Chain Slings and their Various Configurations

When purchasing a chain sling, there will be various configurations available to make different lifts possible. The chains might have between one and four legs, and there are also different customisation options you can use to make the sling suitable for different lifts. All in all, chain slings are highly versatile and you will have many different options when choosing to purchase one for carrying out various lifting processes.

There are different capacities, configurations and options you will need to understand before purchasing a lifting sling, to make sure it’s right for the loads you’re lifting and will be completely safe. As with any lifting equipment, using a chain sling in the right way is essential for maintaining good health and safety practices. The right chain capacity and configuration should always be used to prevent dangerous situations arising and protect the people who are working with the chain slings.

Understanding chain sling grades – what do grade 6, grade 8, grade 10 and grade 12 mean in practice?

There are various lifting sling grades that you can choose from, and the grades will all mean different things in practice. Here’s a summary of the most popular grades and what they mean:

Grade 6 chain slings: there are chain slings available with capacities from 200kg to 12 tonnes on individual chain strands. They have an approximate 25% increase in capacity compared to the same nominal diameter in a G5 chain. They also have a larger hook mouth and narrower passage on the hook body.

Grade 8 chain slings: you can have up to 8 tonnes safe working load, and there’s a 16mm chain link diameter.

Grade 10 chain slings: you will find a stronger construction, and a 25% higher working load limit than a grade 8 equivalent sling. However, they are still very lightweight when you buy the right brands, and are around 36% higher than the older models would have been. This makes them versatile and easy to use, even when completing intense lifts.

Grade 12 chain slings: whilst still lightweight, a grade 12 sling can offer 50% higher working limits than a grade 8 sling. The chains will likely be rugged and very durable, making lifting heavier loads easier.

Customisation of chain slings – the different configurations and the options these give you

There are different points to consider when purchasing a chain sling.
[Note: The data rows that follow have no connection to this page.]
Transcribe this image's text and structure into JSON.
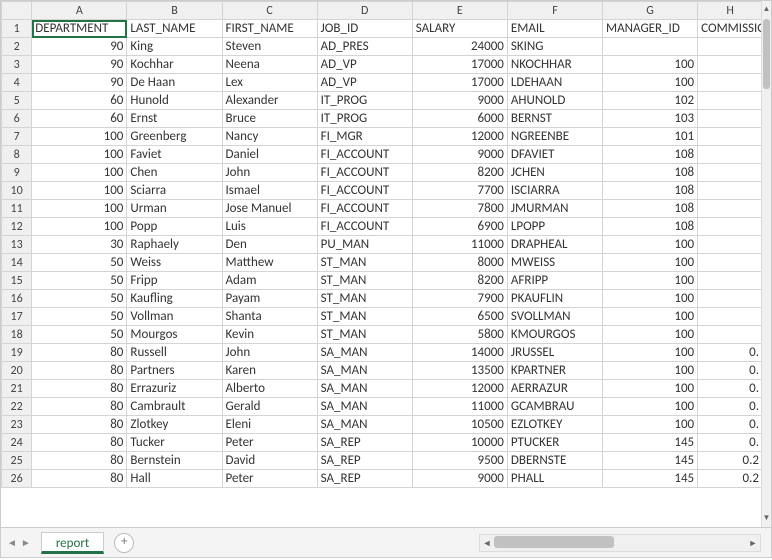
{
  "columns": [
    "A",
    "B",
    "C",
    "D",
    "E",
    "F",
    "G",
    "H"
  ],
  "headers": [
    "DEPARTMENT_ID",
    "LAST_NAME",
    "FIRST_NAME",
    "JOB_ID",
    "SALARY",
    "EMAIL",
    "MANAGER_ID",
    "COMMISSION"
  ],
  "header_display": {
    "A": "DEPARTMENT",
    "H": "COMMISSION"
  },
  "rows": [
    {
      "r": 2,
      "A": 90,
      "B": "King",
      "C": "Steven",
      "D": "AD_PRES",
      "E": 24000,
      "F": "SKING",
      "G": "",
      "H": ""
    },
    {
      "r": 3,
      "A": 90,
      "B": "Kochhar",
      "C": "Neena",
      "D": "AD_VP",
      "E": 17000,
      "F": "NKOCHHAR",
      "G": 100,
      "H": ""
    },
    {
      "r": 4,
      "A": 90,
      "B": "De Haan",
      "C": "Lex",
      "D": "AD_VP",
      "E": 17000,
      "F": "LDEHAAN",
      "G": 100,
      "H": ""
    },
    {
      "r": 5,
      "A": 60,
      "B": "Hunold",
      "C": "Alexander",
      "D": "IT_PROG",
      "E": 9000,
      "F": "AHUNOLD",
      "G": 102,
      "H": ""
    },
    {
      "r": 6,
      "A": 60,
      "B": "Ernst",
      "C": "Bruce",
      "D": "IT_PROG",
      "E": 6000,
      "F": "BERNST",
      "G": 103,
      "H": ""
    },
    {
      "r": 7,
      "A": 100,
      "B": "Greenberg",
      "C": "Nancy",
      "D": "FI_MGR",
      "E": 12000,
      "F": "NGREENBE",
      "G": 101,
      "H": ""
    },
    {
      "r": 8,
      "A": 100,
      "B": "Faviet",
      "C": "Daniel",
      "D": "FI_ACCOUNT",
      "E": 9000,
      "F": "DFAVIET",
      "G": 108,
      "H": ""
    },
    {
      "r": 9,
      "A": 100,
      "B": "Chen",
      "C": "John",
      "D": "FI_ACCOUNT",
      "E": 8200,
      "F": "JCHEN",
      "G": 108,
      "H": ""
    },
    {
      "r": 10,
      "A": 100,
      "B": "Sciarra",
      "C": "Ismael",
      "D": "FI_ACCOUNT",
      "E": 7700,
      "F": "ISCIARRA",
      "G": 108,
      "H": ""
    },
    {
      "r": 11,
      "A": 100,
      "B": "Urman",
      "C": "Jose Manuel",
      "D": "FI_ACCOUNT",
      "E": 7800,
      "F": "JMURMAN",
      "G": 108,
      "H": ""
    },
    {
      "r": 12,
      "A": 100,
      "B": "Popp",
      "C": "Luis",
      "D": "FI_ACCOUNT",
      "E": 6900,
      "F": "LPOPP",
      "G": 108,
      "H": ""
    },
    {
      "r": 13,
      "A": 30,
      "B": "Raphaely",
      "C": "Den",
      "D": "PU_MAN",
      "E": 11000,
      "F": "DRAPHEAL",
      "G": 100,
      "H": ""
    },
    {
      "r": 14,
      "A": 50,
      "B": "Weiss",
      "C": "Matthew",
      "D": "ST_MAN",
      "E": 8000,
      "F": "MWEISS",
      "G": 100,
      "H": ""
    },
    {
      "r": 15,
      "A": 50,
      "B": "Fripp",
      "C": "Adam",
      "D": "ST_MAN",
      "E": 8200,
      "F": "AFRIPP",
      "G": 100,
      "H": ""
    },
    {
      "r": 16,
      "A": 50,
      "B": "Kaufling",
      "C": "Payam",
      "D": "ST_MAN",
      "E": 7900,
      "F": "PKAUFLIN",
      "G": 100,
      "H": ""
    },
    {
      "r": 17,
      "A": 50,
      "B": "Vollman",
      "C": "Shanta",
      "D": "ST_MAN",
      "E": 6500,
      "F": "SVOLLMAN",
      "G": 100,
      "H": ""
    },
    {
      "r": 18,
      "A": 50,
      "B": "Mourgos",
      "C": "Kevin",
      "D": "ST_MAN",
      "E": 5800,
      "F": "KMOURGOS",
      "G": 100,
      "H": ""
    },
    {
      "r": 19,
      "A": 80,
      "B": "Russell",
      "C": "John",
      "D": "SA_MAN",
      "E": 14000,
      "F": "JRUSSEL",
      "G": 100,
      "H": "0."
    },
    {
      "r": 20,
      "A": 80,
      "B": "Partners",
      "C": "Karen",
      "D": "SA_MAN",
      "E": 13500,
      "F": "KPARTNER",
      "G": 100,
      "H": "0."
    },
    {
      "r": 21,
      "A": 80,
      "B": "Errazuriz",
      "C": "Alberto",
      "D": "SA_MAN",
      "E": 12000,
      "F": "AERRAZUR",
      "G": 100,
      "H": "0."
    },
    {
      "r": 22,
      "A": 80,
      "B": "Cambrault",
      "C": "Gerald",
      "D": "SA_MAN",
      "E": 11000,
      "F": "GCAMBRAU",
      "G": 100,
      "H": "0."
    },
    {
      "r": 23,
      "A": 80,
      "B": "Zlotkey",
      "C": "Eleni",
      "D": "SA_MAN",
      "E": 10500,
      "F": "EZLOTKEY",
      "G": 100,
      "H": "0."
    },
    {
      "r": 24,
      "A": 80,
      "B": "Tucker",
      "C": "Peter",
      "D": "SA_REP",
      "E": 10000,
      "F": "PTUCKER",
      "G": 145,
      "H": "0."
    },
    {
      "r": 25,
      "A": 80,
      "B": "Bernstein",
      "C": "David",
      "D": "SA_REP",
      "E": 9500,
      "F": "DBERNSTE",
      "G": 145,
      "H": "0.2"
    },
    {
      "r": 26,
      "A": 80,
      "B": "Hall",
      "C": "Peter",
      "D": "SA_REP",
      "E": 9000,
      "F": "PHALL",
      "G": 145,
      "H": "0.2"
    }
  ],
  "sheet_tab": "report",
  "selected_cell": "A1",
  "chart_data": {
    "type": "table",
    "columns": [
      "DEPARTMENT_ID",
      "LAST_NAME",
      "FIRST_NAME",
      "JOB_ID",
      "SALARY",
      "EMAIL",
      "MANAGER_ID",
      "COMMISSION"
    ],
    "rows": [
      [
        90,
        "King",
        "Steven",
        "AD_PRES",
        24000,
        "SKING",
        null,
        null
      ],
      [
        90,
        "Kochhar",
        "Neena",
        "AD_VP",
        17000,
        "NKOCHHAR",
        100,
        null
      ],
      [
        90,
        "De Haan",
        "Lex",
        "AD_VP",
        17000,
        "LDEHAAN",
        100,
        null
      ],
      [
        60,
        "Hunold",
        "Alexander",
        "IT_PROG",
        9000,
        "AHUNOLD",
        102,
        null
      ],
      [
        60,
        "Ernst",
        "Bruce",
        "IT_PROG",
        6000,
        "BERNST",
        103,
        null
      ],
      [
        100,
        "Greenberg",
        "Nancy",
        "FI_MGR",
        12000,
        "NGREENBE",
        101,
        null
      ],
      [
        100,
        "Faviet",
        "Daniel",
        "FI_ACCOUNT",
        9000,
        "DFAVIET",
        108,
        null
      ],
      [
        100,
        "Chen",
        "John",
        "FI_ACCOUNT",
        8200,
        "JCHEN",
        108,
        null
      ],
      [
        100,
        "Sciarra",
        "Ismael",
        "FI_ACCOUNT",
        7700,
        "ISCIARRA",
        108,
        null
      ],
      [
        100,
        "Urman",
        "Jose Manuel",
        "FI_ACCOUNT",
        7800,
        "JMURMAN",
        108,
        null
      ],
      [
        100,
        "Popp",
        "Luis",
        "FI_ACCOUNT",
        6900,
        "LPOPP",
        108,
        null
      ],
      [
        30,
        "Raphaely",
        "Den",
        "PU_MAN",
        11000,
        "DRAPHEAL",
        100,
        null
      ],
      [
        50,
        "Weiss",
        "Matthew",
        "ST_MAN",
        8000,
        "MWEISS",
        100,
        null
      ],
      [
        50,
        "Fripp",
        "Adam",
        "ST_MAN",
        8200,
        "AFRIPP",
        100,
        null
      ],
      [
        50,
        "Kaufling",
        "Payam",
        "ST_MAN",
        7900,
        "PKAUFLIN",
        100,
        null
      ],
      [
        50,
        "Vollman",
        "Shanta",
        "ST_MAN",
        6500,
        "SVOLLMAN",
        100,
        null
      ],
      [
        50,
        "Mourgos",
        "Kevin",
        "ST_MAN",
        5800,
        "KMOURGOS",
        100,
        null
      ],
      [
        80,
        "Russell",
        "John",
        "SA_MAN",
        14000,
        "JRUSSEL",
        100,
        0
      ],
      [
        80,
        "Partners",
        "Karen",
        "SA_MAN",
        13500,
        "KPARTNER",
        100,
        0
      ],
      [
        80,
        "Errazuriz",
        "Alberto",
        "SA_MAN",
        12000,
        "AERRAZUR",
        100,
        0
      ],
      [
        80,
        "Cambrault",
        "Gerald",
        "SA_MAN",
        11000,
        "GCAMBRAU",
        100,
        0
      ],
      [
        80,
        "Zlotkey",
        "Eleni",
        "SA_MAN",
        10500,
        "EZLOTKEY",
        100,
        0
      ],
      [
        80,
        "Tucker",
        "Peter",
        "SA_REP",
        10000,
        "PTUCKER",
        145,
        0
      ],
      [
        80,
        "Bernstein",
        "David",
        "SA_REP",
        9500,
        "DBERNSTE",
        145,
        0.2
      ],
      [
        80,
        "Hall",
        "Peter",
        "SA_REP",
        9000,
        "PHALL",
        145,
        0.2
      ]
    ]
  }
}
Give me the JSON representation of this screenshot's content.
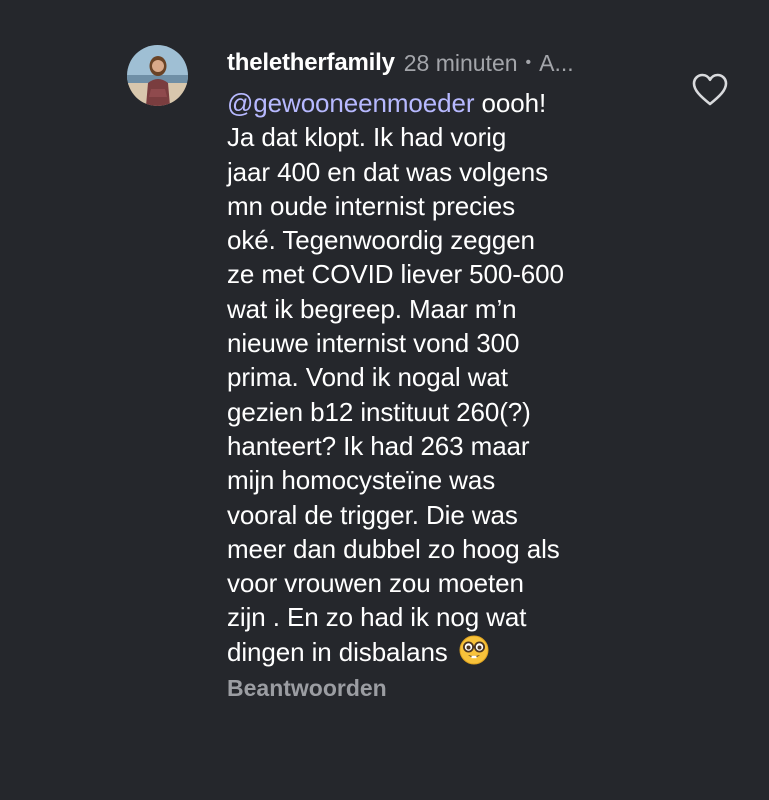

One of the main things you’ll notice is the colour – the finish will make the chain sling obvious even at a distance, improving safety practices. Orange and blue powder coated finishes are popular, giving increased visibility.

The other main option is the number of arms. Anything from one to four is possible, depending on the configuration that will best suit your processes. You can also include other customisation options, including shorteners for the legs, or load distributors that are fitted to the slings to make them more even. There is the choice of clevis or eye type components as well, depending on personal preference and the load types that will be lifted.